If you are impatient and need gimmicky new technology updates (like I am,) you probably downloaded iOS 10 as soon as you could. Certain features are helpful; for example, I enjoy being able to search my photos by the people in them, especially when I’m looking for a high-quality embarrassing photo of a friend. I don’t, however, urgently need to send my heartbeat to a friend.
The update’s aesthetic is different enough to be noticeable, but similar enough to remain familiar. Some of the most confusing changes are the new lock and typing sounds. I can imaging that some software engineer probably spent weeks perfecting the subtle, hollow sound of a door closing that now graces iPhones around the world.
Although this aesthetic “upgrade” seems pretty useless, I truly appreciate the fact that now, the Clock app is black with white lettering instead of white with black lettering. It makes setting alarms so much easier on the eyes, especially late at night.
In terms of functionality, the Clock app now has a feature that uses sleep cycle science to suggest a bedtime to optimize the amount of sleep that one gets based on preferences. By incorporating this function into a standard iPhone application, Apple has all but eliminated users’ need to download and use a separate app for sleep cycle tracking. In fact, many new features of the operating system in standard apps seem eerily familiar for users of other applications.
For example, the Messages app now incorporates everything I love about GroupMe, including a built-in GIF keyboard and the ability to react to messages, in my most-used application.
These features are most compatible with other iOS 10 users, so group messages involving Android users will probably still be most at home on an external messaging app.
To top it off, the Messages app goes above and beyond the capabilities of other messaging apps. Users can now send messages with effects, including invisible ink, lasers and confetti, and even send messages in their own handwriting.

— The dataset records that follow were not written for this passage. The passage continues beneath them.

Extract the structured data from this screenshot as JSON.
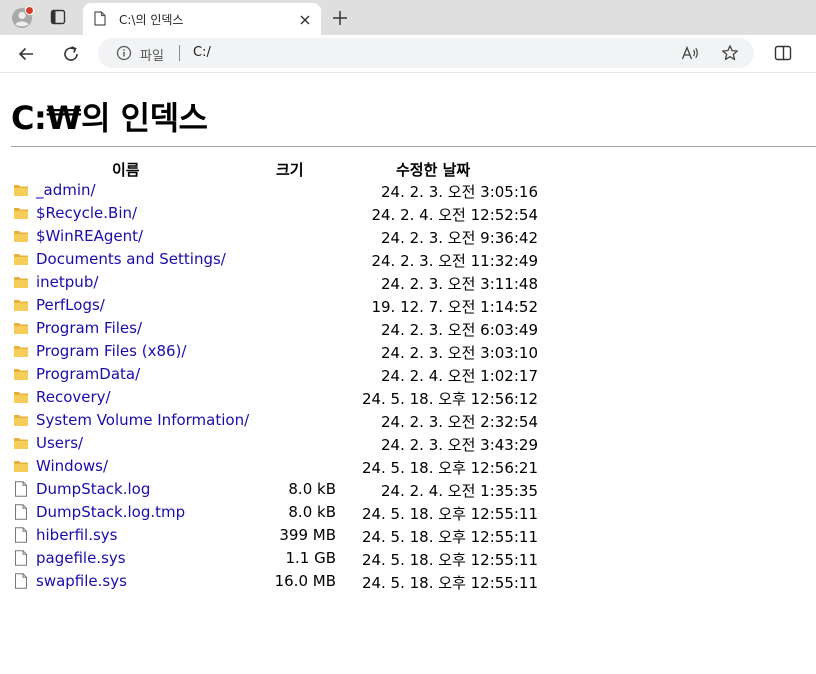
{
  "browser": {
    "tab_title": "C:\\의 인덱스",
    "address_scheme": "파일",
    "address_url": "C:/"
  },
  "page": {
    "title": "C:₩의 인덱스",
    "headers": {
      "name": "이름",
      "size": "크기",
      "modified": "수정한 날짜"
    },
    "entries": [
      {
        "type": "folder",
        "name": "_admin/",
        "size": "",
        "date": "24. 2. 3. 오전 3:05:16"
      },
      {
        "type": "folder",
        "name": "$Recycle.Bin/",
        "size": "",
        "date": "24. 2. 4. 오전 12:52:54"
      },
      {
        "type": "folder",
        "name": "$WinREAgent/",
        "size": "",
        "date": "24. 2. 3. 오전 9:36:42"
      },
      {
        "type": "folder",
        "name": "Documents and Settings/",
        "size": "",
        "date": "24. 2. 3. 오전 11:32:49"
      },
      {
        "type": "folder",
        "name": "inetpub/",
        "size": "",
        "date": "24. 2. 3. 오전 3:11:48"
      },
      {
        "type": "folder",
        "name": "PerfLogs/",
        "size": "",
        "date": "19. 12. 7. 오전 1:14:52"
      },
      {
        "type": "folder",
        "name": "Program Files/",
        "size": "",
        "date": "24. 2. 3. 오전 6:03:49"
      },
      {
        "type": "folder",
        "name": "Program Files (x86)/",
        "size": "",
        "date": "24. 2. 3. 오전 3:03:10"
      },
      {
        "type": "folder",
        "name": "ProgramData/",
        "size": "",
        "date": "24. 2. 4. 오전 1:02:17"
      },
      {
        "type": "folder",
        "name": "Recovery/",
        "size": "",
        "date": "24. 5. 18. 오후 12:56:12"
      },
      {
        "type": "folder",
        "name": "System Volume Information/",
        "size": "",
        "date": "24. 2. 3. 오전 2:32:54"
      },
      {
        "type": "folder",
        "name": "Users/",
        "size": "",
        "date": "24. 2. 3. 오전 3:43:29"
      },
      {
        "type": "folder",
        "name": "Windows/",
        "size": "",
        "date": "24. 5. 18. 오후 12:56:21"
      },
      {
        "type": "file",
        "name": "DumpStack.log",
        "size": "8.0 kB",
        "date": "24. 2. 4. 오전 1:35:35"
      },
      {
        "type": "file",
        "name": "DumpStack.log.tmp",
        "size": "8.0 kB",
        "date": "24. 5. 18. 오후 12:55:11"
      },
      {
        "type": "file",
        "name": "hiberfil.sys",
        "size": "399 MB",
        "date": "24. 5. 18. 오후 12:55:11"
      },
      {
        "type": "file",
        "name": "pagefile.sys",
        "size": "1.1 GB",
        "date": "24. 5. 18. 오후 12:55:11"
      },
      {
        "type": "file",
        "name": "swapfile.sys",
        "size": "16.0 MB",
        "date": "24. 5. 18. 오후 12:55:11"
      }
    ]
  },
  "colors": {
    "link": "#1a0dab",
    "folder": "#f4c542",
    "titlebar": "#dfdfdf"
  }
}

While it might be romantic and whimsical, sending handwritten messages via iPhone is not exactly practical.
Some features of iOS 10 are meant to simplify user experience by integrating multiple apps into each other, especially in Messages. For example, there is now a tab in the messaging application that allows users to access other apps, including Music and Venmo. But integration with apps like Open Table and Fandango make planning nights out in group chats much more streamlined and foolproof.
Overall, the improvements point to an integrated, social and playful future of iPhone use.